The evolution of the legendary record retailer's advertising.
Besides the iconic presence Sam the Record Man had on Yonge Street, it was a long-standing advertiser in Toronto’s newspapers. Starting in the 1940s as Sniderman’s Music Hall, the record retailer lured in music lovers with sales on the latest releases and back-catalogue items.
Many of the early ads we found highlighted Sam’s selection of British and foreign-language albums, capturing a city starting its transformation from a staunchly loyal outpost of the British Empire to today’s multicultural landscape. Parlophone Records would aid Sam’s sales from the 1960s onwards…or their major mop-topped act (who was released on an associated EMI label in North America) would.
Two major changes occurred to the store’s ads during the fall of 1957. The “Sam the Record Man” name appears to have been adopted at this time, though die-hard customers had been using it for a while. Also taking shape was the ad format Sam’s used for the next half-century, filled with pictures of the week’s major sale items.
There was only so much space to show the records, so lists of other specials were included. The store also touted its easy access from the College streetcar.
Before Sam’s occupied its best-known location at 347 Yonge Street in 1961, the building housed a furniture store.
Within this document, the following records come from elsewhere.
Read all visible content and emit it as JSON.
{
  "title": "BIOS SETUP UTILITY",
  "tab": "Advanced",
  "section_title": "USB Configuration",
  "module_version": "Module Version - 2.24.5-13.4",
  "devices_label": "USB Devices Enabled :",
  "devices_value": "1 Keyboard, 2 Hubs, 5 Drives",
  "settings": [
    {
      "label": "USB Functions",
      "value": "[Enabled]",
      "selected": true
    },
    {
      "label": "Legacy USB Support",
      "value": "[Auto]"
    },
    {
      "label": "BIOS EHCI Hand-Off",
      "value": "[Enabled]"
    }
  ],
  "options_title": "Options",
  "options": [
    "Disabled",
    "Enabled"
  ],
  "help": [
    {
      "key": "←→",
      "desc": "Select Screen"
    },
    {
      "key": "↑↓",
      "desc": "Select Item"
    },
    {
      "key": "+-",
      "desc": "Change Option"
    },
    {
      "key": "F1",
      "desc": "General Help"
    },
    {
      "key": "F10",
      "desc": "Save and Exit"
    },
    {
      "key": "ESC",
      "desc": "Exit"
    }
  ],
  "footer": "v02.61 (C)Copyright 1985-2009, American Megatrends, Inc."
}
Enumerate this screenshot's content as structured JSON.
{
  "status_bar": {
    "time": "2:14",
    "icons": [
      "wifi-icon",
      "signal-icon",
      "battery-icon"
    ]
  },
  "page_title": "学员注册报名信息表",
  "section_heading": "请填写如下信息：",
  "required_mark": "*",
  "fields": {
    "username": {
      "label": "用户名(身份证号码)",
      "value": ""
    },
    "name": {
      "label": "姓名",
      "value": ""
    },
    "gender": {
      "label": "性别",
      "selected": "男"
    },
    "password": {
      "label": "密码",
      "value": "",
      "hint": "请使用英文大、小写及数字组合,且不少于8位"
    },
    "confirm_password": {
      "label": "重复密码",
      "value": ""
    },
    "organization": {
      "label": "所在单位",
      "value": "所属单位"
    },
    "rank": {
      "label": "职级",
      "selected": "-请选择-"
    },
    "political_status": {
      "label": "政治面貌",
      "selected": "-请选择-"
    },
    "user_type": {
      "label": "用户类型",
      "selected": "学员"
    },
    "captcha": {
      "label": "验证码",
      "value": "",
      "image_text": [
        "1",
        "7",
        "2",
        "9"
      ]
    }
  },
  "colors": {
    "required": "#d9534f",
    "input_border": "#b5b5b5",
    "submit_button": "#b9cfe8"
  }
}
While Sam’s operated out of a temporary location further south at 219 Yonge, A.R. Collis held a “selling out sale.” Fifty years would pass before the site witnessed another store closing blowout.